▸ **Problem to solve**: Find how many lines in the material below contain the word "perating" and give only that number.

▸ **Data extract**:

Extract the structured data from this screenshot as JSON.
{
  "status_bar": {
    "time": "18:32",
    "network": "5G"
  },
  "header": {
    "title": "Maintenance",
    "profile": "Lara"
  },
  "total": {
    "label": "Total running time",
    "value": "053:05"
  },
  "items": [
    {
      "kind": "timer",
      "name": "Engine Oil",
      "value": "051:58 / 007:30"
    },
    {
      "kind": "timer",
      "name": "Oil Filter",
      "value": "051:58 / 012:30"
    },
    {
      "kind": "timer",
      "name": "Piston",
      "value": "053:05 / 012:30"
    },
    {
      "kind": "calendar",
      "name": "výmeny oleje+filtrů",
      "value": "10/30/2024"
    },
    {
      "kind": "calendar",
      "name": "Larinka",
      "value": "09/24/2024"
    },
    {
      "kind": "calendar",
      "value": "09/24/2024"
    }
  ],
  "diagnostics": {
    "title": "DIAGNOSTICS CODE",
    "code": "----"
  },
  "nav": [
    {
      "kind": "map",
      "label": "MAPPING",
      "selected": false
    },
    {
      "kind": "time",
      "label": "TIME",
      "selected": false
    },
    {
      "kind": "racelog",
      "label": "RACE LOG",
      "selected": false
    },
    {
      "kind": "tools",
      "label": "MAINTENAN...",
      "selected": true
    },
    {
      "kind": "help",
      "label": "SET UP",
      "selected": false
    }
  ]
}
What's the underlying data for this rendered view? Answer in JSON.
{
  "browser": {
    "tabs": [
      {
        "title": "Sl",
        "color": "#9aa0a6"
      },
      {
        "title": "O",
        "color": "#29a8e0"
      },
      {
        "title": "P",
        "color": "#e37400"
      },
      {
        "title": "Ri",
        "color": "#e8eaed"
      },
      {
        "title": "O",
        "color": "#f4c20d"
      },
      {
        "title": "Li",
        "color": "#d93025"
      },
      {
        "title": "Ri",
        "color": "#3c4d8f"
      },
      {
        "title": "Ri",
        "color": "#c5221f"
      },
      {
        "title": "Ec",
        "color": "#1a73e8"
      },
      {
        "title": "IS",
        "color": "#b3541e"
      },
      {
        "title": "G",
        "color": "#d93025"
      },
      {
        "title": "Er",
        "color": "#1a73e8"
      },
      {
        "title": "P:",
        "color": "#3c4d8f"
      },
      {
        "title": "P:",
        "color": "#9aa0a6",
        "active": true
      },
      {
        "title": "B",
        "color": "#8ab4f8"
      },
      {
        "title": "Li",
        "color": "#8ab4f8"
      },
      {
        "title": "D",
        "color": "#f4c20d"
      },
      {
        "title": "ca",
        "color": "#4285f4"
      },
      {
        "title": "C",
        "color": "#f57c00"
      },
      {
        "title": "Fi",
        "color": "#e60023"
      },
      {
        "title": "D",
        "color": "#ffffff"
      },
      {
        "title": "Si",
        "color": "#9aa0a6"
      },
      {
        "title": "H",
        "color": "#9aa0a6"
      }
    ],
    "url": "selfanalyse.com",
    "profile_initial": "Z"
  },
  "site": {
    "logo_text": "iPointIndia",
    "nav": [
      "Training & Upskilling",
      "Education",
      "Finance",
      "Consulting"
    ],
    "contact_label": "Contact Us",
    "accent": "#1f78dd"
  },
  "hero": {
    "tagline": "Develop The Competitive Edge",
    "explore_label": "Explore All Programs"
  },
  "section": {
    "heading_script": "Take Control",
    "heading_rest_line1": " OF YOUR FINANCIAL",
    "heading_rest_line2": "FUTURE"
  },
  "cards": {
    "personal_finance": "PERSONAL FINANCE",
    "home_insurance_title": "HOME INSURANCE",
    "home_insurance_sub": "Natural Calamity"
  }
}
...
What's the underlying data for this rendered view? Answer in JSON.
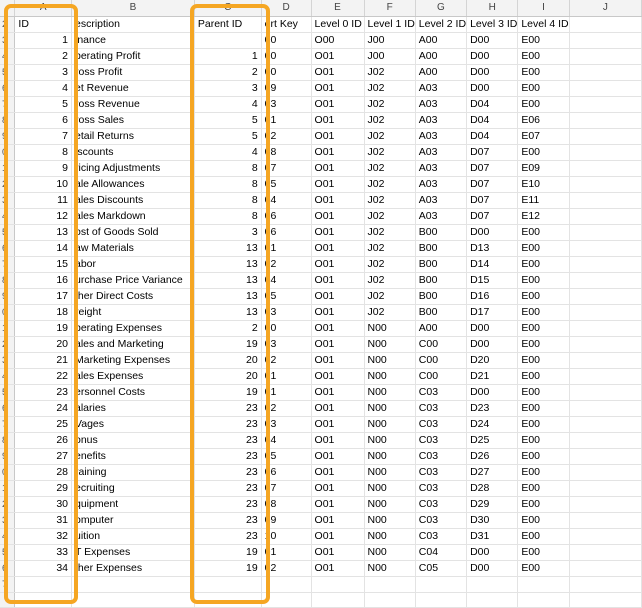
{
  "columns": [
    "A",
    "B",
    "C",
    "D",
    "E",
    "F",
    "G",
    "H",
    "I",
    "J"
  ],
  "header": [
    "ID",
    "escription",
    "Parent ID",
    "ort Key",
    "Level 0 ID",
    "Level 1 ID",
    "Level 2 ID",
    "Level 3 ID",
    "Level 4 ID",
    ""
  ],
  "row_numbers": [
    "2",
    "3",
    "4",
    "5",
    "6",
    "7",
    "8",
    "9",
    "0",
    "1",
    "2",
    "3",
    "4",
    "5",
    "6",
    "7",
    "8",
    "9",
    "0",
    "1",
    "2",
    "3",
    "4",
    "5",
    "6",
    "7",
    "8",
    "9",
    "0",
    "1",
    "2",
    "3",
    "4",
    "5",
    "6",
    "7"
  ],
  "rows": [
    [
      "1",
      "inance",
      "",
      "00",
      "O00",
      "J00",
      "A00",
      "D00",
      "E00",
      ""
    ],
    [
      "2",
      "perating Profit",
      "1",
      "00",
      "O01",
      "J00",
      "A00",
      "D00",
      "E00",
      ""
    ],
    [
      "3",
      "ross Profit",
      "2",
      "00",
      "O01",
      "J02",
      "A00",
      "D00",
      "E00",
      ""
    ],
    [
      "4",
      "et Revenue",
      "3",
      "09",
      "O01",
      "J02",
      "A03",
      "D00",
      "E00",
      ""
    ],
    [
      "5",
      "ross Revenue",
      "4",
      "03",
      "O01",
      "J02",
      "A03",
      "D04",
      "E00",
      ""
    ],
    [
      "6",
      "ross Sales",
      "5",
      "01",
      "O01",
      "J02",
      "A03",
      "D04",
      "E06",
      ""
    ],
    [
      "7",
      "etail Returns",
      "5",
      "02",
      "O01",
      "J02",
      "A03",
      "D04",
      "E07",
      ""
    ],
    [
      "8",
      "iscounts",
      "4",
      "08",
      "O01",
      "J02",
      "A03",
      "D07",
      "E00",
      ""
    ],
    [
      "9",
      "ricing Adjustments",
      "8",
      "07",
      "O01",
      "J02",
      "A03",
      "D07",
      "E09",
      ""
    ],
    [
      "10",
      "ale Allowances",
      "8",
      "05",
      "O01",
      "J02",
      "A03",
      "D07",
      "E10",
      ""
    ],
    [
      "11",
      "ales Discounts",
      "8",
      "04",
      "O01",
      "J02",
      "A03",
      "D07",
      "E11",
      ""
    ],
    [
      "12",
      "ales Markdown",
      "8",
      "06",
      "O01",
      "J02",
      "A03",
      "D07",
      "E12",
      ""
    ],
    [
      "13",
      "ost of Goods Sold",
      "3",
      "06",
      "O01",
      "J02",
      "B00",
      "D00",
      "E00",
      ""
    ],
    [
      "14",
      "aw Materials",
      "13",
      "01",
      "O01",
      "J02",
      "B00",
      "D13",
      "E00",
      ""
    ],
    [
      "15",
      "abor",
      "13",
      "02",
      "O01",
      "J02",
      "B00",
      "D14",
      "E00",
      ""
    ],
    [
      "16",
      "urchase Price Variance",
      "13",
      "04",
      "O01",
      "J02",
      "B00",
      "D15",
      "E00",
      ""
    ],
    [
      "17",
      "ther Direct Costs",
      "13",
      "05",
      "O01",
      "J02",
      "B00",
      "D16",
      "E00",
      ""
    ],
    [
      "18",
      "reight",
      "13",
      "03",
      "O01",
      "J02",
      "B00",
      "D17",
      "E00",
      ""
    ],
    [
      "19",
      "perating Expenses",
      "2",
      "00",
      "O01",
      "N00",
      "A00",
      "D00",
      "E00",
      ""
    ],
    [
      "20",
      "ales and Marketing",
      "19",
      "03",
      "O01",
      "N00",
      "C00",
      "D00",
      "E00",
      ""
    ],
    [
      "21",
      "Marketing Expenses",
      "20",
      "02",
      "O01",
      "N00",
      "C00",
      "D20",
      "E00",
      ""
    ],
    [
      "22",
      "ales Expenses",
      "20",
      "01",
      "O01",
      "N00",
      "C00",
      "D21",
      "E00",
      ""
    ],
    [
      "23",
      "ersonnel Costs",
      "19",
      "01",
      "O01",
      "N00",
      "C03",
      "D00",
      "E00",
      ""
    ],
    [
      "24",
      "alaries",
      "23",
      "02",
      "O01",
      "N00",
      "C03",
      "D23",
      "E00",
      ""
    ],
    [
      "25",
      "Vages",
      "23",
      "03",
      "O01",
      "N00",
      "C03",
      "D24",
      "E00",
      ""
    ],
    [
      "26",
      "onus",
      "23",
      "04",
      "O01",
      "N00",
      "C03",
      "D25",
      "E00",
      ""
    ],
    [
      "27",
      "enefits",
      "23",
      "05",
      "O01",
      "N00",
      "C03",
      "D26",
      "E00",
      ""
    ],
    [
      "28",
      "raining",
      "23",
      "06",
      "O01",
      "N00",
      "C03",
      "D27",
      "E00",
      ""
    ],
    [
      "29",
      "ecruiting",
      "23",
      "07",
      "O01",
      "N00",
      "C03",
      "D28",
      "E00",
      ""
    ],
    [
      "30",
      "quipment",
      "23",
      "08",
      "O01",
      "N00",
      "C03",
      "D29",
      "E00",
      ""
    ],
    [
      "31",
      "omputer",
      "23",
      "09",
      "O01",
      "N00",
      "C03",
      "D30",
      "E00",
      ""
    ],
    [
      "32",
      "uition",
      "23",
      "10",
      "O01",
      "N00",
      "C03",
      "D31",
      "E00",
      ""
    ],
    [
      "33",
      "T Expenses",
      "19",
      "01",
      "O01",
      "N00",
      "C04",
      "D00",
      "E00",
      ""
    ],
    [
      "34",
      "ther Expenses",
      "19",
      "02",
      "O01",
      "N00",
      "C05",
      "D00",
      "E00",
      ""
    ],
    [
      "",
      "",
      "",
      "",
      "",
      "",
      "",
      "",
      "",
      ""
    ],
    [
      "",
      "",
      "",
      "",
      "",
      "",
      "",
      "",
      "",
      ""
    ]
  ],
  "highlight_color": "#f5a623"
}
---
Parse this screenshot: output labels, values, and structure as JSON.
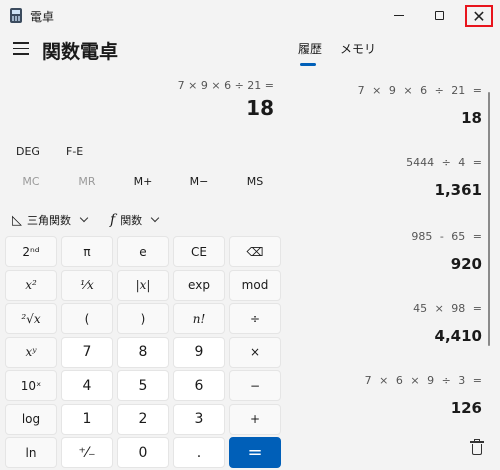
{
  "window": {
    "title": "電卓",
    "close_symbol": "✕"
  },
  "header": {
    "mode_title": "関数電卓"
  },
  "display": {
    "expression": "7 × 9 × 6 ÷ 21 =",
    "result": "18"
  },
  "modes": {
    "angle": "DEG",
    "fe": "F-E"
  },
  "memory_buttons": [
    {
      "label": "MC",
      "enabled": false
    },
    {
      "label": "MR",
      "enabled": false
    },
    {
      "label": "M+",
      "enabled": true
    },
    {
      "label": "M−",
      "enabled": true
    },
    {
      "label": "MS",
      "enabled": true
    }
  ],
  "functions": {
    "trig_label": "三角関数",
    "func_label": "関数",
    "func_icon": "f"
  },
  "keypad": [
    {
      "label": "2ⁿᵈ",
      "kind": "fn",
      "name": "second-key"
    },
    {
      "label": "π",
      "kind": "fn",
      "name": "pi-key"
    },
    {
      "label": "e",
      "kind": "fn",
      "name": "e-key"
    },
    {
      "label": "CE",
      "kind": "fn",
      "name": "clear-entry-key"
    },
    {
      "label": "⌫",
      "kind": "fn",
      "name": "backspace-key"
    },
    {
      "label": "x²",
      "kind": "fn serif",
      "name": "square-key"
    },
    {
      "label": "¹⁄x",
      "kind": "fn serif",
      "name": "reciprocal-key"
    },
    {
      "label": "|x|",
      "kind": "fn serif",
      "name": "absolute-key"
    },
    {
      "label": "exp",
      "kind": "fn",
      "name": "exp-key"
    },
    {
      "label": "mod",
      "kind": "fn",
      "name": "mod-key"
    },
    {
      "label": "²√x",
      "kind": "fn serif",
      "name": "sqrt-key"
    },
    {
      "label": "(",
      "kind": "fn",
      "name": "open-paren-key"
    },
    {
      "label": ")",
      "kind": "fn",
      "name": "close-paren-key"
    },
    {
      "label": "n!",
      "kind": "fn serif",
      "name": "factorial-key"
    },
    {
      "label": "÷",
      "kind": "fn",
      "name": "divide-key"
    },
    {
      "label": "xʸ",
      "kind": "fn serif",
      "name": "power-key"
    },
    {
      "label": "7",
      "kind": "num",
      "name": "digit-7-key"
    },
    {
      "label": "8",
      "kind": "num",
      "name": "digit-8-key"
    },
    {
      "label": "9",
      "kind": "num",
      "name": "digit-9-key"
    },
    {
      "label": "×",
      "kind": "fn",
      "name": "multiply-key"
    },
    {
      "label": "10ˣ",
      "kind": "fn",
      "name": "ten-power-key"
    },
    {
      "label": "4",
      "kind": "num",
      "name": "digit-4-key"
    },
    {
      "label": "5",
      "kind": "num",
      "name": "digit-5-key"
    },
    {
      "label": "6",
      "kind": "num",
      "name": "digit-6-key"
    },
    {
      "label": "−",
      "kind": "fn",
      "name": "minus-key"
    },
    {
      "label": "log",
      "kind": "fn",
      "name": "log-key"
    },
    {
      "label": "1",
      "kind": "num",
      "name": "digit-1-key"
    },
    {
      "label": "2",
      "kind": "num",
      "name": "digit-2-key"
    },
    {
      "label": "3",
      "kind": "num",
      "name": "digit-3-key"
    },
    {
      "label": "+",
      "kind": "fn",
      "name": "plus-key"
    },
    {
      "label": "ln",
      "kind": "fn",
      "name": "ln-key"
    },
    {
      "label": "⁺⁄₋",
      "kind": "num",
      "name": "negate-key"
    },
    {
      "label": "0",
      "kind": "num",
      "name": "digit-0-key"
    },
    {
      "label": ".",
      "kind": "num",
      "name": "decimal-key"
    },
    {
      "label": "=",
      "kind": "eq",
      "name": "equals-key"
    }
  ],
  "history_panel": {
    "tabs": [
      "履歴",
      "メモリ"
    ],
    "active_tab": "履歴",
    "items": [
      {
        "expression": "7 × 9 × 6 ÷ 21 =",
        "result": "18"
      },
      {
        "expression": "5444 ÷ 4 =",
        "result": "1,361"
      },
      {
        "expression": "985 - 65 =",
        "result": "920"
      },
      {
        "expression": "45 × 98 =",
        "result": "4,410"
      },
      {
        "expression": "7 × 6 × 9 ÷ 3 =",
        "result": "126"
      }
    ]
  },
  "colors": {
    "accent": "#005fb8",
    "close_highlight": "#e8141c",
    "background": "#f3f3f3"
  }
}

▸ **Exercise response**: 2